4. The man decided to return to his house. This must have reference to v. 29, spoken shortly before, which says that the strong man of a house must be bound before the contents of his house can be taken away. Luke 11:22 adds that this can only be done by a stronger man than he. This strong man is Satan, sin, which only Jesus was strong enough to overcome. Because Jesus bound Satan – sin – He was able to do miracles and thus share with us the spoils of the house. There is a hint in the Gospels that the people Jesus cured were also forgiven their sins and sometimes their illnesses were a direct result of their sins (Lk. 5:20; Jn. 5:14). The infirm woman was described as being bound by Satan (Lk. 13:16) until Jesus cured her. Jesus could reason that it was just as effective to say “Your sins be forgiven you” as to say “Rise up and walk” (Lk. 5:23). The Devil – sin – kept us as bond–slaves in his house until Jesus destroyed him (Heb.2:14–18). Jesus began to bind the strong man of sin in His life, and therefore could share the spoils with us to some extent then, although He did so more fully through His death. Thus the house to which the man returned was empty – all the goods of the strong man (v. 29) had been taken away. This may have been symbolized by Jesus cleansing the temple (Mk. 11:15–17). He described the temple to the Jews as “your house” (Mt. 23:38). The man, representing apostate Israel, would call the temple “my house”. Christ’s cleansing of the temple at Passover time would have mirrored the Jewish custom, based on Exodus 12:19, of the firstborn sweeping the leaven from the house. Jesus cleansed the temple, His “Father’s house” (Jn. 2:16).

In prospect, the spiritual house of Israel was swept and emptied of the bad things sin had put in it. The house was “garnished”. Literally this is “kosmos–ed” (Gk. kosmeo). The word kosmos describes an order of things. Jesus set up a new kosmos in the house of Israel by doing away with the Law, which brought awareness of sin, the strong man, Satan (Rom. 7:7–11; 4:15).

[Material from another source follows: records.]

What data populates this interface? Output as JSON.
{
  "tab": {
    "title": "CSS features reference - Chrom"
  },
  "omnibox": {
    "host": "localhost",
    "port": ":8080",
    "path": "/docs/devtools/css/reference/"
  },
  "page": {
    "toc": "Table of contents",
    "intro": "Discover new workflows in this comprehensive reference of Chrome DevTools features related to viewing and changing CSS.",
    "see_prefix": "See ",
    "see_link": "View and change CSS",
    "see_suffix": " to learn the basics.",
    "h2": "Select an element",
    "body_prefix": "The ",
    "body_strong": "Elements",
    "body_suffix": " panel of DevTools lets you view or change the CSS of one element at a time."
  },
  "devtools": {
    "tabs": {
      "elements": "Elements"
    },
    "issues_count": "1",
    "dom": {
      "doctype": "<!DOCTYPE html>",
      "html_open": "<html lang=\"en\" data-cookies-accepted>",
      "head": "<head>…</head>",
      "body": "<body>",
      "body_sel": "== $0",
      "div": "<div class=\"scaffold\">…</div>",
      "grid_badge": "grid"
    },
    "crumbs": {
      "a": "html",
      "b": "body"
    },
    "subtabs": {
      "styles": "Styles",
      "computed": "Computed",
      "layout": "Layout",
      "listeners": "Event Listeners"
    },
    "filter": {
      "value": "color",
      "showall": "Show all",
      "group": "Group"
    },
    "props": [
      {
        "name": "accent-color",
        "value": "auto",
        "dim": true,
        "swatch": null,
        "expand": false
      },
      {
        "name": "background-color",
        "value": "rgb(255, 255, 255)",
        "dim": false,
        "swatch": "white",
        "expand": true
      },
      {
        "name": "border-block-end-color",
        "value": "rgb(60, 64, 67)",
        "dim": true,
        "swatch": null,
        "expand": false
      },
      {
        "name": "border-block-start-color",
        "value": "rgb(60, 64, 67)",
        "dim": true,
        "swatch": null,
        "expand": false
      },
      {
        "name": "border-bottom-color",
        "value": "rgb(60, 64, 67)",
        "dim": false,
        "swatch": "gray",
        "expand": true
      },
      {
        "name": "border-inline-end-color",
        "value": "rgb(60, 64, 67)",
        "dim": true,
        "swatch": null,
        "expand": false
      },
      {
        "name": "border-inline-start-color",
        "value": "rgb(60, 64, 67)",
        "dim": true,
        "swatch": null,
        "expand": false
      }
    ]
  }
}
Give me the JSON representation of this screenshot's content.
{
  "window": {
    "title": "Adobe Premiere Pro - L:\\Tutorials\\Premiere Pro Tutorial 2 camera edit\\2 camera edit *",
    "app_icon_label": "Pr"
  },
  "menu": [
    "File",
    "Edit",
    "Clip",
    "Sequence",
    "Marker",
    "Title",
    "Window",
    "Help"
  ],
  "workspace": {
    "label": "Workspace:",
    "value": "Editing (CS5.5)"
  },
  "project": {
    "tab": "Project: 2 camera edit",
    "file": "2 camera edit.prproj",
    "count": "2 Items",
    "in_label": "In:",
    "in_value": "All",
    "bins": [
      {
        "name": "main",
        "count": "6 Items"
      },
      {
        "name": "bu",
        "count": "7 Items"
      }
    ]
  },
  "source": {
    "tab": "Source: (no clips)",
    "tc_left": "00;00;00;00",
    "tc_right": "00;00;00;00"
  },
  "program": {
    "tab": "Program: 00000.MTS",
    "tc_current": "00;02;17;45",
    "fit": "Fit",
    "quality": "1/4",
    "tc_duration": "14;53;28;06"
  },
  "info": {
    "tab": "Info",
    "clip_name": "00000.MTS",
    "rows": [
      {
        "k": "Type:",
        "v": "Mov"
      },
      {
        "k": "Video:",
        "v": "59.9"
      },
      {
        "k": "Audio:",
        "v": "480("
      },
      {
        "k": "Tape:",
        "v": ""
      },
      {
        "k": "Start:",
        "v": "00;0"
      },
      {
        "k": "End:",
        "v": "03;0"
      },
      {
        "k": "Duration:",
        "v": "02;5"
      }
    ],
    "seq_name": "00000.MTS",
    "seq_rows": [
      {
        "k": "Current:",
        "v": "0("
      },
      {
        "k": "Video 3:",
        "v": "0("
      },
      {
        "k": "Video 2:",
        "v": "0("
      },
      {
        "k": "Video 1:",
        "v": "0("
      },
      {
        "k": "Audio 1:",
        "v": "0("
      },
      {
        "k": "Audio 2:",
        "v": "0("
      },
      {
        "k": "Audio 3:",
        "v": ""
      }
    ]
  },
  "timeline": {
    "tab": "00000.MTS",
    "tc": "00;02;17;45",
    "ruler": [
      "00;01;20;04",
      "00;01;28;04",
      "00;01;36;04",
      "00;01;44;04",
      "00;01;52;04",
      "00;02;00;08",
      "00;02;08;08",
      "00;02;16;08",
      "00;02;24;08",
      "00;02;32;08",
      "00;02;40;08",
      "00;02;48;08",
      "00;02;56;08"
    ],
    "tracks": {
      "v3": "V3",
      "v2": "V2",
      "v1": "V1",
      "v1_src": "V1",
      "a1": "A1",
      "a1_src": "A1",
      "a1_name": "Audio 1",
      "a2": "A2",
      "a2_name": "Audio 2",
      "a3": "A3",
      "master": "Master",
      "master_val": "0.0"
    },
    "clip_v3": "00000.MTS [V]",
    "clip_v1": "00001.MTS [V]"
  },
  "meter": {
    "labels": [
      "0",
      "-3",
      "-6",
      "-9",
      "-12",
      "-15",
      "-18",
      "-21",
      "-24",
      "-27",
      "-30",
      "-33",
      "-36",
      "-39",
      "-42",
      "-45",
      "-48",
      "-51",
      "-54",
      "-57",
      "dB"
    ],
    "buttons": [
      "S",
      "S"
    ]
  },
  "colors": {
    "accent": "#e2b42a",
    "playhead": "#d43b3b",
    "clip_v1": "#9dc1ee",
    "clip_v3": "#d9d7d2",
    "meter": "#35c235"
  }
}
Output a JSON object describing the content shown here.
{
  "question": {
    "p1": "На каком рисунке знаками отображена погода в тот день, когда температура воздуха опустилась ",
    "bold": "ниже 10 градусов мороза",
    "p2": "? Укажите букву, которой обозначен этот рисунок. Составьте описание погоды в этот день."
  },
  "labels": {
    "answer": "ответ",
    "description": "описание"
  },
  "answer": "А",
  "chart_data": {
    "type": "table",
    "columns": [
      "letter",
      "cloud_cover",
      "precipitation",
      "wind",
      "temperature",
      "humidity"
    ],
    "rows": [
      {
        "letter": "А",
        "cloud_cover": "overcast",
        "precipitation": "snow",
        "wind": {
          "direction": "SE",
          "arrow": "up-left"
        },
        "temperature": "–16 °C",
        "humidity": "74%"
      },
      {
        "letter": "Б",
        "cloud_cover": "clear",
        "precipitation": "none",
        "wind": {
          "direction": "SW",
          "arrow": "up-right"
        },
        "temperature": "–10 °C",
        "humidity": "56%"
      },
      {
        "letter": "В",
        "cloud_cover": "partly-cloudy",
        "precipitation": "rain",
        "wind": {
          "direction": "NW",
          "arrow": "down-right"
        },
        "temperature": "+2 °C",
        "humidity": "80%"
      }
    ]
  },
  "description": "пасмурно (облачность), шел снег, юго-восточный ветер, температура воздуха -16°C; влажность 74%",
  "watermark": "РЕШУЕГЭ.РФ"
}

The seven other spirits entering the man therefore represent the intense rejection of the Gospel by the Jews after having heard it. Peter seems to allude to “the last state of that man is worse than the first” (Mt. 12:45); talking primarily of the Jewish Christians who had now turned away from Christ, Peter reasons that “If after they have escaped the pollutions of the world (cp. “swept and garnished”) through the knowledge of the Lord and Saviour Jesus Christ, they are again entangled therein, and overcome, the latter end is worse with them than the beginning” (2 Pet. 2:20). Thus it may be that Peter interprets the seven spirits entering the man, i.e. entering his house, as a prophecy of the many Jewish Christians who turned away from the faith due to the work of the Judaizers, who encouraged them to return to the Law. Verse 21 and 22 are on the same theme: “For it had been better for them not to have known the way of righteousness, than, after they have known it, to turn from the holy commandment delivered unto them. But it is happened unto them according to the true proverb, The dog is turned to his own vomit again; and the sow that was washed to her wallowing in the mire”.
12:45 There was a common theme in ancient demonology that there were seven senior demons, who were responsible for plague and calamity. Christ alluded to this, without correcting it, in his parable of the seven evil spirits who re-entered the healed man (Mt. 12:45). Deuteronomy 28:22 may also allude to it when it describes the seven calamities which would befall Israel if they turned away from Yahweh.